Paper Type

Doctoral Dissertation


College of Education and Human Services

Degree Name

Doctor of Education in Educational Leadership (EdD)


Leadership, School Counseling & Sport Management

NACO controlled Corporate Body

University of North Florida. Department of Leadership, School Counseling & Sports Management

First Advisor

Dr. David Hoppey

Second Advisor

Dr. Amanda Kulp

Third Advisor

Dr. Cathy Atria

Fourth Advisor

Dr. Daniel Reyes-Guerra

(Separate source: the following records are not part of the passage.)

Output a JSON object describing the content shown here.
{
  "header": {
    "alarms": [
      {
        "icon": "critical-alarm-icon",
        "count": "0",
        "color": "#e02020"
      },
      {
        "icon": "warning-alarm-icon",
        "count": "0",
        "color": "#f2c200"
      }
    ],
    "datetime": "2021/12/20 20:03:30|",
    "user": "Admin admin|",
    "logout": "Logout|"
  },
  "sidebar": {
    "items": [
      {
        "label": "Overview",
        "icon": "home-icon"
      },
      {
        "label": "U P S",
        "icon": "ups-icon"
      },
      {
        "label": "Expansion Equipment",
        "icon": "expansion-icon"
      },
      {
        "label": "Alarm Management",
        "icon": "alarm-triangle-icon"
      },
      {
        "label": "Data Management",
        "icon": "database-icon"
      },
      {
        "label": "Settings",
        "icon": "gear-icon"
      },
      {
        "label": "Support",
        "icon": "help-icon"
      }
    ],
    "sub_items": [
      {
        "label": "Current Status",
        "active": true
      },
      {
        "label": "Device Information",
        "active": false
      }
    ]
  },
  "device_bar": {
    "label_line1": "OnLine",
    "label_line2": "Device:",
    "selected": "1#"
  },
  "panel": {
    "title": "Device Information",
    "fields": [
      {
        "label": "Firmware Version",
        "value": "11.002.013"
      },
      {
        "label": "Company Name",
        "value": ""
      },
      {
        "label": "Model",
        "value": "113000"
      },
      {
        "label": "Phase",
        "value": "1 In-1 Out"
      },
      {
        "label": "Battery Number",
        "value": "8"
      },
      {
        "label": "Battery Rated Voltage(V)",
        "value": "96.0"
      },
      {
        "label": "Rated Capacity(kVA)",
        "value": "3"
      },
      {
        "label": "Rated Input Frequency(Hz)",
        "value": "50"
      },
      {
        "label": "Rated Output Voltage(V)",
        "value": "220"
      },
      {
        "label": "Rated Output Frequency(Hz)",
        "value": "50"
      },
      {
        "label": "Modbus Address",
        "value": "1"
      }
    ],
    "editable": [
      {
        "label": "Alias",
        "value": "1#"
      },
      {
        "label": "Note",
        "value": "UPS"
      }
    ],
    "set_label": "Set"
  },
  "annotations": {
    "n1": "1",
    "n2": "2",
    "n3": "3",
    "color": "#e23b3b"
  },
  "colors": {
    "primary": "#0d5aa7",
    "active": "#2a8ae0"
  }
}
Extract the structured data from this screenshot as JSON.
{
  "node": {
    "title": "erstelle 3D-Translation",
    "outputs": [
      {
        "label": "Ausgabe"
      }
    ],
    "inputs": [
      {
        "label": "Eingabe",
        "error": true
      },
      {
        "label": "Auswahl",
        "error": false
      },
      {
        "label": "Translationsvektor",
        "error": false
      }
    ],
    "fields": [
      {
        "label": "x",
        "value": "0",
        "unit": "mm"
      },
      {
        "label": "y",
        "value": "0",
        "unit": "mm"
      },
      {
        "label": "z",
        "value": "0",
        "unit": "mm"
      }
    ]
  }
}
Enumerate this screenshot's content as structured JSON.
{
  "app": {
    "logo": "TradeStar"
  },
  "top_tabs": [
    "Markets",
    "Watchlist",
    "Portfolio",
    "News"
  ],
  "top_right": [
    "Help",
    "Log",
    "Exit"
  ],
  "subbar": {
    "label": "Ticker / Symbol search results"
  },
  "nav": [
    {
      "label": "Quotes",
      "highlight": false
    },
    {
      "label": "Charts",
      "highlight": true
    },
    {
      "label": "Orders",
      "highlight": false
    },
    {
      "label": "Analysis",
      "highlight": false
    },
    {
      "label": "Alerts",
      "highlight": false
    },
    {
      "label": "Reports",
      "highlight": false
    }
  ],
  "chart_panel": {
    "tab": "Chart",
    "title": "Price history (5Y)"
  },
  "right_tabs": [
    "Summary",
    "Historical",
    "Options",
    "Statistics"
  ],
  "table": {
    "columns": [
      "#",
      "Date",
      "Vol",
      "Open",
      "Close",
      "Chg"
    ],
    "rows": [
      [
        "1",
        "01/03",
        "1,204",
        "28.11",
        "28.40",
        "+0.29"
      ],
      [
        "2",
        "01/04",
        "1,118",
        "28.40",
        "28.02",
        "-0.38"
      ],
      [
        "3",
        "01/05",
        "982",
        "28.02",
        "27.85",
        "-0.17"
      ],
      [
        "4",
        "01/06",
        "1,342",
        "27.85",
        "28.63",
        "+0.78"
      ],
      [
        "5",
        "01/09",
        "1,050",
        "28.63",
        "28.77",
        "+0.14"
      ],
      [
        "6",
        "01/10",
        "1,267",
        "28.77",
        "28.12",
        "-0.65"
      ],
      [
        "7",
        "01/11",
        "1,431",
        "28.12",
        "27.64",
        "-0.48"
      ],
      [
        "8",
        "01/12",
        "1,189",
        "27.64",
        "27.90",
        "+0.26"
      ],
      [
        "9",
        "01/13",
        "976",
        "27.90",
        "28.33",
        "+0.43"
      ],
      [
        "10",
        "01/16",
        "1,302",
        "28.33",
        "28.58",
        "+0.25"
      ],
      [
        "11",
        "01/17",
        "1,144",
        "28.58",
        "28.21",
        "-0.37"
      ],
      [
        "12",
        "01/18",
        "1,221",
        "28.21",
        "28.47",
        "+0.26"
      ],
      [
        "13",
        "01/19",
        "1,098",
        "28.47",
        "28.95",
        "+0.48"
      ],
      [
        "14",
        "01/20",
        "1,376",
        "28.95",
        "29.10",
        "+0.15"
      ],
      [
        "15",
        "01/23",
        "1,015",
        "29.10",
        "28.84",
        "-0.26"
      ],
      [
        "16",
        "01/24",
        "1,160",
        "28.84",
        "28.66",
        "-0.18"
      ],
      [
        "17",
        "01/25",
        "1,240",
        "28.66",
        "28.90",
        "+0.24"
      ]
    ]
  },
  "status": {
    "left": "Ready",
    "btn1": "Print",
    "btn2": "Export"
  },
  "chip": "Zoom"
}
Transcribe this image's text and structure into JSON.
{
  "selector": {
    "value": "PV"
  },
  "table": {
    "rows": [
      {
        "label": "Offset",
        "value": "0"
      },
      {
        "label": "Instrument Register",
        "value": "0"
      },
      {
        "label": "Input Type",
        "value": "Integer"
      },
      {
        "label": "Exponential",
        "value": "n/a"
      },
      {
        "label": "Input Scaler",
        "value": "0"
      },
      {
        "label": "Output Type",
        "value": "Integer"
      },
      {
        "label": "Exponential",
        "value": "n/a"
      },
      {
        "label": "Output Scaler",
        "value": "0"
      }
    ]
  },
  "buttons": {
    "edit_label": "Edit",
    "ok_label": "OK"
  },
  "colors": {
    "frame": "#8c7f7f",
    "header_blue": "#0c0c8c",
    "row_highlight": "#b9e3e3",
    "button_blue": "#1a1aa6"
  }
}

In 2020, the National Association of Secondary School Principals revealed that a staggering 42 percent of principals plan on leaving the profession and that compounds the already alarming rate of teachers leaving the field (National Association of Secondary School Principals, 2020). More locally in Florida, the landscape of educational leadership has changed quickly also adding to this problematic exodus of principals. In order to better understand the principal experience in Florida, particularly with principal preparation, this study seeks to understand how principal preparation, specifically Level II certification preparation, influences efficacy once at the helm of a school. This research uses a modified version of Megan Tschannen-Moran’s Principal Sense of Efficacy Scale survey to gauge the perceptions of current principals to inform practice of preparation for leaders of tomorrow. Results reveal that descriptive statistics provided valuable insights into how principals across Florida perceive the impact of their preparation program on their effectiveness. Notably, the utilization of independent-samples t-tests uncovered a significant correlation between gender, particularly female gender, and principal perception. However, when examining the relationship between race and years of service through one-way ANOVA statistics, no significant connections were found, suggesting that these factors did not strongly influence principal perception of their preparation. In a conclusive manner, regression analysis indicated that gender, race, and years of service did not serve as significant influencers on principals' perceptions of their preparation program's efficacy impact. Overall, findings from this study indicate additional research is needed to better understand how efficacy can increase in not just all principals as the result of preparation but also specifically with female principals. Research consistently indicates that principals have the second greatest impact on student outcomes, just behind teachers. When Florida principals express only moderate confidence in their leadership abilities, it raises concerns about their performance in schools. This gap between theoretical knowledge and practical implementation negatively affects students, who deserve better. To address this issue, more attention should be given to developing robust preparation programs that are meaningful and impactful in shaping and sustaining effective principals. By doing so, we can ensure that students receive the best possible educational leadership and support for their academic journey.